Assignment
In the data below, which lines hold the word "emoji"? Copy them.

(Element data from apps and pages)
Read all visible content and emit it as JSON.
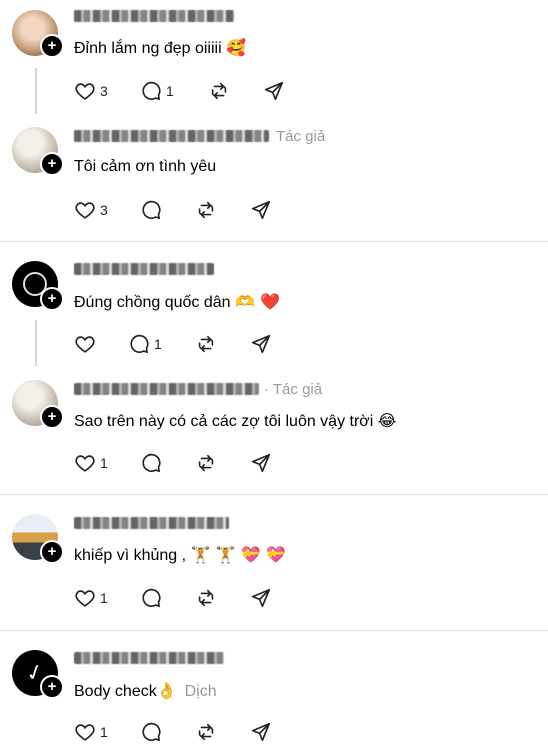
{
  "comments": [
    {
      "text": "Đỉnh lắm ng đẹp oiiiii",
      "emoji": "🥰",
      "likes": "3",
      "replies": "1",
      "author_tag": ""
    },
    {
      "text": "Tôi cảm ơn tình yêu",
      "emoji": "",
      "likes": "3",
      "replies": "",
      "author_tag": "Tác giả"
    },
    {
      "text": "Đúng chồng quốc dân",
      "emoji": "🫶 ❤️",
      "likes": "",
      "replies": "1",
      "author_tag": ""
    },
    {
      "text": "Sao trên này có cả các zợ tôi luôn vậy trời",
      "emoji": "😂",
      "likes": "1",
      "replies": "",
      "author_tag": "· Tác giả"
    },
    {
      "text": "khiếp vì khủng ,",
      "emoji": "🏋 🏋 💝 💝",
      "likes": "1",
      "replies": "",
      "author_tag": ""
    },
    {
      "text": "Body check",
      "emoji": "👌",
      "likes": "1",
      "replies": "",
      "author_tag": "",
      "translate": "Dịch"
    }
  ],
  "icons": {
    "like": "heart-icon",
    "reply": "comment-icon",
    "repost": "repost-icon",
    "share": "send-icon",
    "follow": "plus-icon"
  }
}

Result of this exercise
      "emoji": "🥰",
      "emoji": "",
      "emoji": "🫶 ❤️",
      "emoji": "😂",
      "emoji": "🏋 🏋 💝 💝",
      "emoji": "👌",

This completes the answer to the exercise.